--- Provided material ---
============

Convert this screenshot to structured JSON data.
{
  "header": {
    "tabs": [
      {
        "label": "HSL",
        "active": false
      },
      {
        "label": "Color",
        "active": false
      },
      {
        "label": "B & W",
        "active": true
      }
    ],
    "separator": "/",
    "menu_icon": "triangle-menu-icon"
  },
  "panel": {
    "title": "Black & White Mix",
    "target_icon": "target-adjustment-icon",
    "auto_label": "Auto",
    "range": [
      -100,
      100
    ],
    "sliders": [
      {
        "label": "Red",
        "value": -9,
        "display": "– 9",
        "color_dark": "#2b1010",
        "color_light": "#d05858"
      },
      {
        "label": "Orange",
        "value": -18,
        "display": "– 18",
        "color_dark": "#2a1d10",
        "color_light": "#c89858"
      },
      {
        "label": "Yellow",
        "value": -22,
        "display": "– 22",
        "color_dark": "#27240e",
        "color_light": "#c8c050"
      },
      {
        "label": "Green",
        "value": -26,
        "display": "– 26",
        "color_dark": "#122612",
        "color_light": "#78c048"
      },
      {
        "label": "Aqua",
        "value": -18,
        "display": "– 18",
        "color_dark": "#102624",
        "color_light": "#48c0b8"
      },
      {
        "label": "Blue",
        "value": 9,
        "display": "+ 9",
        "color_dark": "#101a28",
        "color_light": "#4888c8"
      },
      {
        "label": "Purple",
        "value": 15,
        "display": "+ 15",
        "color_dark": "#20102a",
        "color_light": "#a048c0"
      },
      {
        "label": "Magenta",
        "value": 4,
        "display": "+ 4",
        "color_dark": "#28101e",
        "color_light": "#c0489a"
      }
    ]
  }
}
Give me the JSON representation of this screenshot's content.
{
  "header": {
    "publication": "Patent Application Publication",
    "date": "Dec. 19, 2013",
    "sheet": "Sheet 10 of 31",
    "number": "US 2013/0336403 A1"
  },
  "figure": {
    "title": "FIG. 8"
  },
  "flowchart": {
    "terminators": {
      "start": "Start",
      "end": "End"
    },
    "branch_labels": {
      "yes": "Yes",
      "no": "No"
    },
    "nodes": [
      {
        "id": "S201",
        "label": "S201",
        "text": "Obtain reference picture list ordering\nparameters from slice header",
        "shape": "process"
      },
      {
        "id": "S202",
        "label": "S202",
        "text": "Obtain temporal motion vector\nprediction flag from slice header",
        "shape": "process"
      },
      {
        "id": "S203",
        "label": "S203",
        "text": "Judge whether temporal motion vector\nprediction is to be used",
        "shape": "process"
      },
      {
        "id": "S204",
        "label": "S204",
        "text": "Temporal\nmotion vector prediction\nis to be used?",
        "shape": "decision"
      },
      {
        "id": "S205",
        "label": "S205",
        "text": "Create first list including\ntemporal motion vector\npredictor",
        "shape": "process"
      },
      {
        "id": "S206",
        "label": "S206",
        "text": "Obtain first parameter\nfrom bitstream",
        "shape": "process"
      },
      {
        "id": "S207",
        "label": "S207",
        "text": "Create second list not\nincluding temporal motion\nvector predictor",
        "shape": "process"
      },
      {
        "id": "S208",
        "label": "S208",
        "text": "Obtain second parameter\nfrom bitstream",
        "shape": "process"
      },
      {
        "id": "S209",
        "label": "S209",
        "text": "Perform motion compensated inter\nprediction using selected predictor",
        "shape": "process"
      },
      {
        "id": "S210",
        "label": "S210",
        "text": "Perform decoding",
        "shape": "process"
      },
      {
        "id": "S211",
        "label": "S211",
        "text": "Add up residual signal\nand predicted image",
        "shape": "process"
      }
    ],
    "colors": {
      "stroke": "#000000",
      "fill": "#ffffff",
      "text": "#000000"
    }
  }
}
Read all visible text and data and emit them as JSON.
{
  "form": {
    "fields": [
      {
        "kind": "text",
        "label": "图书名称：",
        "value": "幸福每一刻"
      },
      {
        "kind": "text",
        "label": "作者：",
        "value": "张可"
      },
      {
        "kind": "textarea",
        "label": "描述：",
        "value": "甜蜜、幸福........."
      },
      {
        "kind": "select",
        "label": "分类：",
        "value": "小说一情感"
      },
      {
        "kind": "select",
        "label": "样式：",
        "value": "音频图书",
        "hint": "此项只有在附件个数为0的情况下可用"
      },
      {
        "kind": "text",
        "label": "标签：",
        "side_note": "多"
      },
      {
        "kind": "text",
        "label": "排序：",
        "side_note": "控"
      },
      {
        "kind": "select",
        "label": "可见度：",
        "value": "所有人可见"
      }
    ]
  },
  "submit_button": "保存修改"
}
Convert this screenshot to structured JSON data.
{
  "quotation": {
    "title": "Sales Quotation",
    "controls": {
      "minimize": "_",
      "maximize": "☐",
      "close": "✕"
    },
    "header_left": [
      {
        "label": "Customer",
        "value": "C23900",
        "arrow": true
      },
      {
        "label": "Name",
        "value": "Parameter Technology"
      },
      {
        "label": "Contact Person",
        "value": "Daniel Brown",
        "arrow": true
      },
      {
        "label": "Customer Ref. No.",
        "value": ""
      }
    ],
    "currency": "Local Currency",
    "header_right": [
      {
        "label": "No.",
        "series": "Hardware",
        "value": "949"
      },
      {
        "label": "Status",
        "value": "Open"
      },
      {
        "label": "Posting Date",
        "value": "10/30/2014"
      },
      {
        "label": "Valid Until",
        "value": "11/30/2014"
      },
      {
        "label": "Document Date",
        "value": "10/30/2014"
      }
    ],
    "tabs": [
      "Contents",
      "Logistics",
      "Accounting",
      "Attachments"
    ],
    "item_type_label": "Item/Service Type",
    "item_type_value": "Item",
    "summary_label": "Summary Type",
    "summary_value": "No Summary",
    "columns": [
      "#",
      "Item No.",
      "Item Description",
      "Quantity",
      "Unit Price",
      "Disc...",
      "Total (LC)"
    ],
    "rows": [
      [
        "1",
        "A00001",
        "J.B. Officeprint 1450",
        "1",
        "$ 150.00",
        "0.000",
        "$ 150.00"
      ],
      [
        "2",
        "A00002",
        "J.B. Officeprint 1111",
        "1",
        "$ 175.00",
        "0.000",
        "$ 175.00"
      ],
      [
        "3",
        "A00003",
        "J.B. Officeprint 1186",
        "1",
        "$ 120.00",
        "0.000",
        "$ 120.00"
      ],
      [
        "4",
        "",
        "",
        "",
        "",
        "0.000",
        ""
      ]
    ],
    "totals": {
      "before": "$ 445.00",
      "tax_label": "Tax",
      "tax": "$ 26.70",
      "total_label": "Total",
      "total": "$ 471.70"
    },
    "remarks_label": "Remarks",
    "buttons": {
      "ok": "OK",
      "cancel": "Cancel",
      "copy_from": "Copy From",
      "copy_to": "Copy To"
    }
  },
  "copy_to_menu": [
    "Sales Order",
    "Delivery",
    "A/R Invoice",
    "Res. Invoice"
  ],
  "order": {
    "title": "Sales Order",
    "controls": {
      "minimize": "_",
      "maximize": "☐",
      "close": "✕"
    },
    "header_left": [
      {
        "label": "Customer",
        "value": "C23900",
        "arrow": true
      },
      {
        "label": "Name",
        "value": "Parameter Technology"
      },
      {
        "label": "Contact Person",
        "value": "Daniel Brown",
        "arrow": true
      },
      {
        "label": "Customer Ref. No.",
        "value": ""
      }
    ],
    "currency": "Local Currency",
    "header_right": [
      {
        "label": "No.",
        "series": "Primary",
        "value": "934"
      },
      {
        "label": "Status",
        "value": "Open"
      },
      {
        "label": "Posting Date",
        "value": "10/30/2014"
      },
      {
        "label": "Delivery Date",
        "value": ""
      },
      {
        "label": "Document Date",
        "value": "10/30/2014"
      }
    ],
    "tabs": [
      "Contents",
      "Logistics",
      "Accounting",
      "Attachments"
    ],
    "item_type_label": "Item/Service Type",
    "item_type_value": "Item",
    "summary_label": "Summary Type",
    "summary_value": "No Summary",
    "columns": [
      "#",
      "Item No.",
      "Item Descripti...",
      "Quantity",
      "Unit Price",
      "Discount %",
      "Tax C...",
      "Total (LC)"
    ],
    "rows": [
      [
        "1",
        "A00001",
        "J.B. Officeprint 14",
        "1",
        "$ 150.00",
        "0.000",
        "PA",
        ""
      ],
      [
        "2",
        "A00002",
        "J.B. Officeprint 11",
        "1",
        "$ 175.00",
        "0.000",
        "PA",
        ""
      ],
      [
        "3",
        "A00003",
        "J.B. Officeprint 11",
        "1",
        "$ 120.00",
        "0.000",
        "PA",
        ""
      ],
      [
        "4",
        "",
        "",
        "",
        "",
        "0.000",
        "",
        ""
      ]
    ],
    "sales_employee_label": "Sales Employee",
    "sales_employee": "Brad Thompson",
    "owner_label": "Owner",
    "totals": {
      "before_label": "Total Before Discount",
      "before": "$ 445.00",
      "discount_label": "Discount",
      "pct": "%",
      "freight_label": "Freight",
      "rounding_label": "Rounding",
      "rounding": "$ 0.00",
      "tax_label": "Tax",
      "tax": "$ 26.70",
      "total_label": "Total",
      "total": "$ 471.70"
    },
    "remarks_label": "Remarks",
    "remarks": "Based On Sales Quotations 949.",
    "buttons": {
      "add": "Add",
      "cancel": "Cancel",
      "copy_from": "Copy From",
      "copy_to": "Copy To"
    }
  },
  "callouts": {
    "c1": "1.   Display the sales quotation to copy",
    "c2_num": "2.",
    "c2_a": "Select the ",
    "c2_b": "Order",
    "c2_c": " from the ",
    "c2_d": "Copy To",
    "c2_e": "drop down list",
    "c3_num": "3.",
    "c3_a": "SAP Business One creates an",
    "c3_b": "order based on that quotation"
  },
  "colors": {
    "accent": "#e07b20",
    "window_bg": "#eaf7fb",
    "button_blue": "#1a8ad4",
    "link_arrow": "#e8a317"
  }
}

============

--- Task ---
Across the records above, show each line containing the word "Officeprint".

--- Solution ---
        "J.B. Officeprint 1450",
        "J.B. Officeprint 1111",
        "J.B. Officeprint 1186",
        "J.B. Officeprint 14",
        "J.B. Officeprint 11",
        "J.B. Officeprint 11",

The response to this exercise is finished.